• Excerpted data:
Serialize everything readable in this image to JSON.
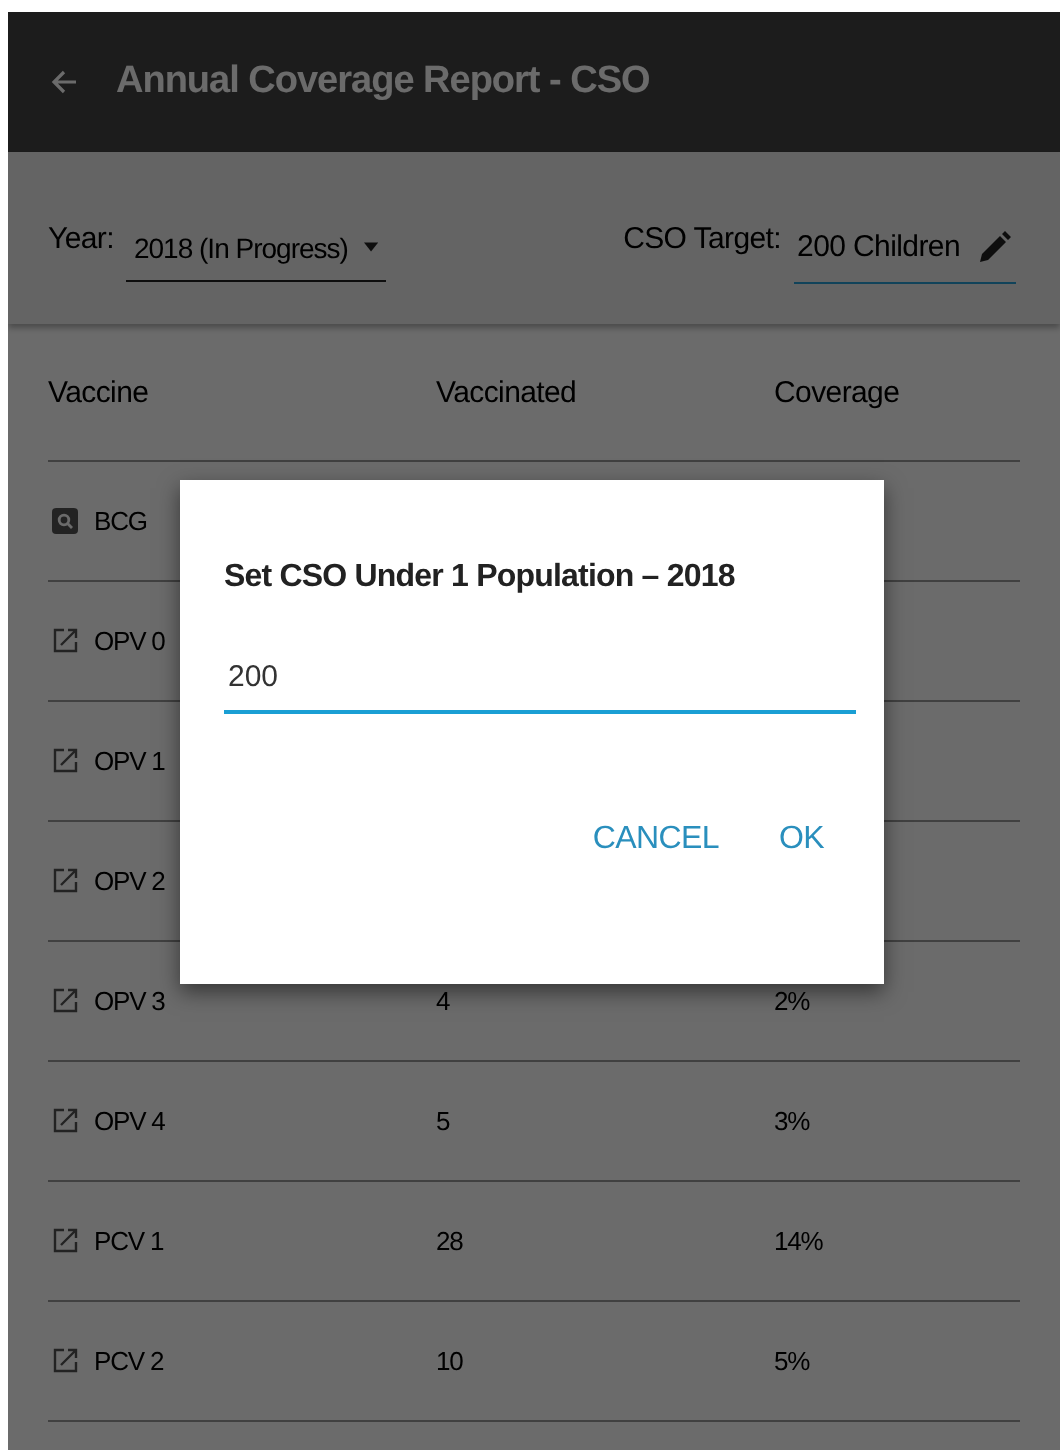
{
  "app_bar": {
    "title": "Annual Coverage Report - CSO"
  },
  "filters": {
    "year_label": "Year:",
    "year_value": "2018 (In Progress)",
    "target_label": "CSO Target:",
    "target_value": "200 Children"
  },
  "table": {
    "columns": [
      "Vaccine",
      "Vaccinated",
      "Coverage"
    ],
    "rows": [
      {
        "kind": "view",
        "vaccine": "BCG"
      },
      {
        "kind": "edit",
        "vaccine": "OPV 0"
      },
      {
        "kind": "edit",
        "vaccine": "OPV 1"
      },
      {
        "kind": "edit",
        "vaccine": "OPV 2"
      },
      {
        "kind": "edit",
        "vaccine": "OPV 3",
        "vaccinated": "4",
        "coverage": "2%"
      },
      {
        "kind": "edit",
        "vaccine": "OPV 4",
        "vaccinated": "5",
        "coverage": "3%"
      },
      {
        "kind": "edit",
        "vaccine": "PCV 1",
        "vaccinated": "28",
        "coverage": "14%"
      },
      {
        "kind": "edit",
        "vaccine": "PCV 2",
        "vaccinated": "10",
        "coverage": "5%"
      }
    ]
  },
  "dialog": {
    "title": "Set CSO Under 1 Population – 2018",
    "value": "200",
    "buttons": [
      "CANCEL",
      "OK"
    ]
  }
}
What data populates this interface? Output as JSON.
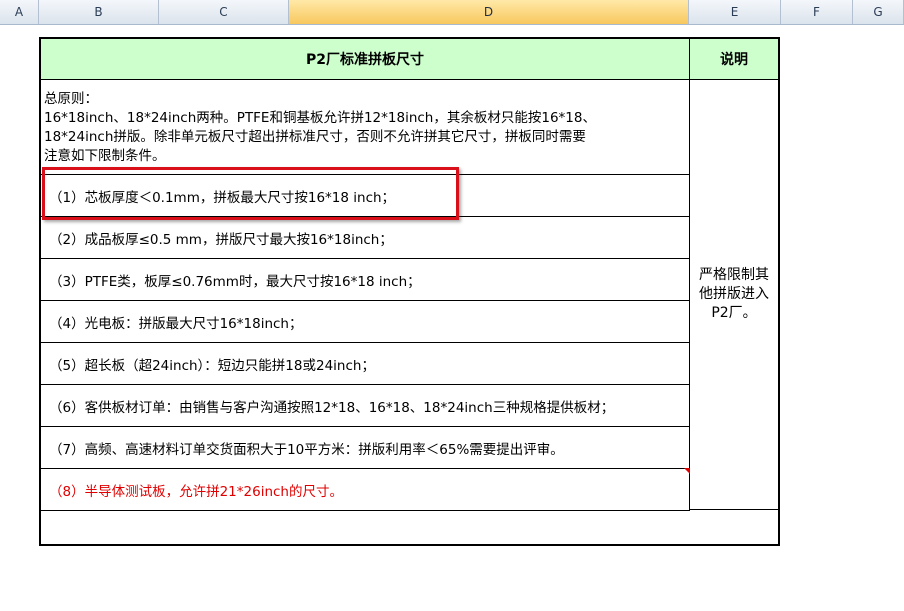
{
  "columns": [
    "A",
    "B",
    "C",
    "D",
    "E",
    "F",
    "G"
  ],
  "active_column": "D",
  "table": {
    "header_title": "P2厂标准拼板尺寸",
    "header_note": "说明",
    "general_lines": [
      "总原则：",
      "16*18inch、18*24inch两种。PTFE和铜基板允许拼12*18inch，其余板材只能按16*18、",
      "18*24inch拼版。除非单元板尺寸超出拼标准尺寸，否则不允许拼其它尺寸，拼板同时需要",
      "注意如下限制条件。"
    ],
    "rules": [
      "（1）芯板厚度＜0.1mm，拼板最大尺寸按16*18 inch；",
      "（2）成品板厚≤0.5 mm，拼版尺寸最大按16*18inch；",
      "（3）PTFE类，板厚≤0.76mm时，最大尺寸按16*18 inch；",
      "（4）光电板：拼版最大尺寸16*18inch；",
      "（5）超长板（超24inch）：短边只能拼18或24inch；",
      "（6）客供板材订单：由销售与客户沟通按照12*18、16*18、18*24inch三种规格提供板材；",
      "（7）高频、高速材料订单交货面积大于10平方米：拼版利用率＜65%需要提出评审。",
      "（8）半导体测试板，允许拼21*26inch的尺寸。"
    ],
    "note_lines": [
      "严格限制其",
      "他拼版进入",
      "P2厂。"
    ]
  },
  "colors": {
    "header_fill": "#ccffcc",
    "highlight_border": "#d9101a",
    "red_text": "#e00000",
    "active_column": "#f8c85e"
  }
}
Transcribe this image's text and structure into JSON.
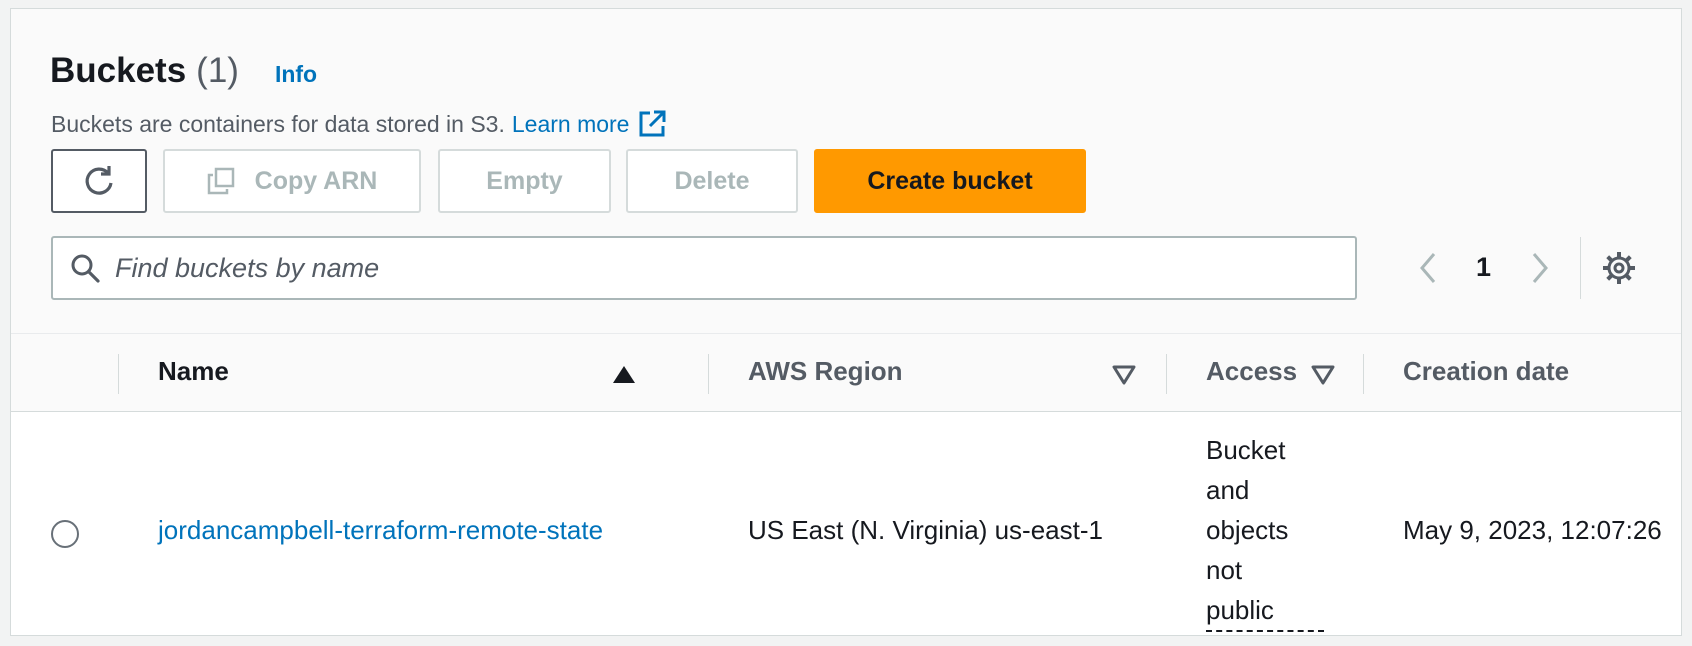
{
  "header": {
    "title": "Buckets",
    "count": "(1)",
    "info": "Info",
    "description": "Buckets are containers for data stored in S3.",
    "learn_more": "Learn more"
  },
  "toolbar": {
    "refresh_icon": "refresh-icon",
    "copy_arn": "Copy ARN",
    "empty": "Empty",
    "delete": "Delete",
    "create_bucket": "Create bucket"
  },
  "search": {
    "placeholder": "Find buckets by name"
  },
  "pagination": {
    "current_page": "1"
  },
  "table": {
    "columns": [
      "Name",
      "AWS Region",
      "Access",
      "Creation date"
    ],
    "rows": [
      {
        "name": "jordancampbell-terraform-remote-state",
        "region": "US East (N. Virginia) us-east-1",
        "access_lines": [
          "Bucket",
          "and",
          "objects",
          "not",
          "public"
        ],
        "creation_date": "May 9, 2023, 12:07:26"
      }
    ]
  },
  "colors": {
    "accent_link": "#0073bb",
    "primary_button": "#ff9900",
    "text": "#16191f",
    "muted_text": "#545b64",
    "disabled_text": "#aab7b8"
  }
}
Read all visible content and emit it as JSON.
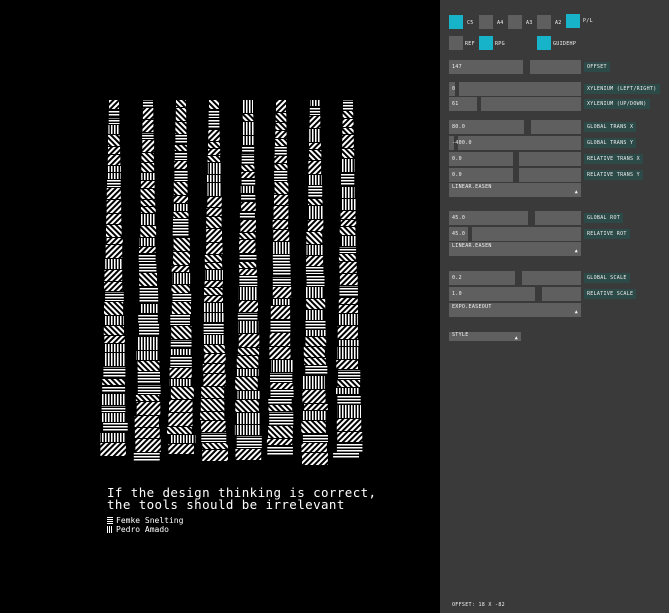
{
  "artwork": {
    "quote_line1": "If the design thinking is correct,",
    "quote_line2": "the tools should be irrelevant",
    "credit1": "Femke Snelting",
    "credit2": "Pedro Amado"
  },
  "panel": {
    "formats": [
      {
        "label": "C5",
        "checked": true
      },
      {
        "label": "A4",
        "checked": false
      },
      {
        "label": "A3",
        "checked": false
      },
      {
        "label": "A2",
        "checked": false
      },
      {
        "label": "P/L",
        "checked": true
      }
    ],
    "options": [
      {
        "label": "REF",
        "checked": false
      },
      {
        "label": "RPG",
        "checked": true
      },
      {
        "label": "GUIDEHP",
        "checked": true
      }
    ],
    "offset": {
      "value": "147",
      "label": "OFFSET"
    },
    "xylenium_lr": {
      "value": "0",
      "label": "XYLENIUM (LEFT/RIGHT)"
    },
    "xylenium_ud": {
      "value": "61",
      "label": "XYLENIUM (UP/DOWN)"
    },
    "global_trans_x": {
      "value": "80.0",
      "label": "GLOBAL TRANS X"
    },
    "global_trans_y": {
      "value": "-400.0",
      "label": "GLOBAL TRANS Y"
    },
    "relative_trans_x": {
      "value": "0.0",
      "label": "RELATIVE TRANS X"
    },
    "relative_trans_y": {
      "value": "0.0",
      "label": "RELATIVE TRANS Y"
    },
    "ease_trans": "LINEAR.EASEN",
    "global_rot": {
      "value": "45.0",
      "label": "GLOBAL ROT"
    },
    "relative_rot": {
      "value": "45.0",
      "label": "RELATIVE ROT"
    },
    "ease_rot": "LINEAR.EASEN",
    "global_scale": {
      "value": "0.2",
      "label": "GLOBAL SCALE"
    },
    "relative_scale": {
      "value": "1.0",
      "label": "RELATIVE SCALE"
    },
    "ease_scale": "EXPO.EASEOUT",
    "style": "STYLE",
    "status": "OFFSET: 18 X -82"
  }
}
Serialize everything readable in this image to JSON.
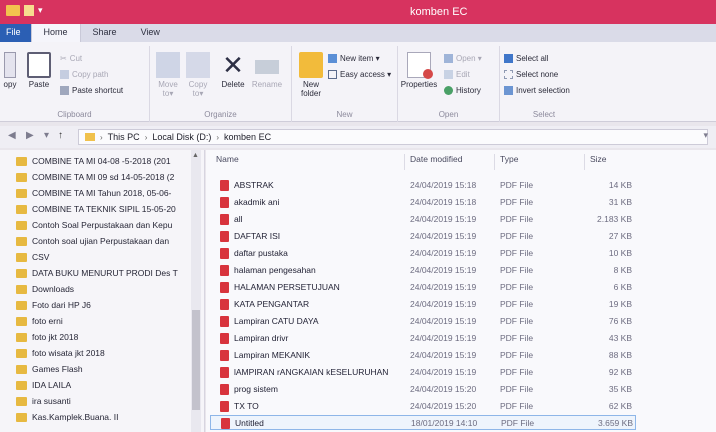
{
  "window": {
    "title": "komben EC"
  },
  "tabs": [
    {
      "label": "File"
    },
    {
      "label": "Home"
    },
    {
      "label": "Share"
    },
    {
      "label": "View"
    }
  ],
  "ribbon": {
    "clipboard": {
      "label": "Clipboard",
      "copy": "opy",
      "paste": "Paste",
      "cut": "Cut",
      "copy_path": "Copy path",
      "paste_shortcut": "Paste shortcut"
    },
    "organize": {
      "label": "Organize",
      "move_to": "Move to▾",
      "copy_to": "Copy to▾",
      "delete": "Delete",
      "rename": "Rename"
    },
    "new": {
      "label": "New",
      "new_folder": "New folder",
      "new_item": "New item ▾",
      "easy_access": "Easy access ▾"
    },
    "open": {
      "label": "Open",
      "properties": "Properties",
      "open": "Open ▾",
      "edit": "Edit",
      "history": "History"
    },
    "select": {
      "label": "Select",
      "select_all": "Select all",
      "select_none": "Select none",
      "invert_selection": "Invert selection"
    }
  },
  "address": {
    "crumbs": [
      "This PC",
      "Local Disk (D:)",
      "komben EC"
    ]
  },
  "nav": {
    "items": [
      "COMBINE TA MI 04-08 -5-2018 (201",
      "COMBINE TA MI 09 sd 14-05-2018 (2",
      "COMBINE TA MI Tahun 2018, 05-06-",
      "COMBINE TA TEKNIK SIPIL 15-05-20",
      "Contoh Soal Perpustakaan dan Kepu",
      "Contoh soal ujian Perpustakaan dan",
      "CSV",
      "DATA BUKU MENURUT PRODI Des T",
      "Downloads",
      "Foto dari HP J6",
      "foto erni",
      "foto jkt 2018",
      "foto wisata jkt 2018",
      "Games Flash",
      "IDA LAILA",
      "ira susanti",
      "Kas.Kamplek.Buana. II"
    ]
  },
  "columns": {
    "name": "Name",
    "date": "Date modified",
    "type": "Type",
    "size": "Size"
  },
  "files": [
    {
      "name": "ABSTRAK",
      "date": "24/04/2019 15:18",
      "type": "PDF File",
      "size": "14 KB"
    },
    {
      "name": "akadmik ani",
      "date": "24/04/2019 15:18",
      "type": "PDF File",
      "size": "31 KB"
    },
    {
      "name": "all",
      "date": "24/04/2019 15:19",
      "type": "PDF File",
      "size": "2.183 KB"
    },
    {
      "name": "DAFTAR ISI",
      "date": "24/04/2019 15:19",
      "type": "PDF File",
      "size": "27 KB"
    },
    {
      "name": "daftar pustaka",
      "date": "24/04/2019 15:19",
      "type": "PDF File",
      "size": "10 KB"
    },
    {
      "name": "halaman pengesahan",
      "date": "24/04/2019 15:19",
      "type": "PDF File",
      "size": "8 KB"
    },
    {
      "name": "HALAMAN PERSETUJUAN",
      "date": "24/04/2019 15:19",
      "type": "PDF File",
      "size": "6 KB"
    },
    {
      "name": "KATA PENGANTAR",
      "date": "24/04/2019 15:19",
      "type": "PDF File",
      "size": "19 KB"
    },
    {
      "name": "Lampiran CATU DAYA",
      "date": "24/04/2019 15:19",
      "type": "PDF File",
      "size": "76 KB"
    },
    {
      "name": "Lampiran drivr",
      "date": "24/04/2019 15:19",
      "type": "PDF File",
      "size": "43 KB"
    },
    {
      "name": "Lampiran MEKANIK",
      "date": "24/04/2019 15:19",
      "type": "PDF File",
      "size": "88 KB"
    },
    {
      "name": "lAMPIRAN rANGKAIAN kESELURUHAN",
      "date": "24/04/2019 15:19",
      "type": "PDF File",
      "size": "92 KB"
    },
    {
      "name": "prog sistem",
      "date": "24/04/2019 15:20",
      "type": "PDF File",
      "size": "35 KB"
    },
    {
      "name": "TX TO",
      "date": "24/04/2019 15:20",
      "type": "PDF File",
      "size": "62 KB"
    },
    {
      "name": "Untitled",
      "date": "18/01/2019 14:10",
      "type": "PDF File",
      "size": "3.659 KB"
    }
  ]
}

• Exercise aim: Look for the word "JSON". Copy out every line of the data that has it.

• Reply:
Serialize everything readable in this image to JSON.
What data populates this interface? Output as JSON.
Transcribe this image's text and structure into JSON.
Read all visible content and emit it as JSON.
Serialize everything readable in this image to JSON.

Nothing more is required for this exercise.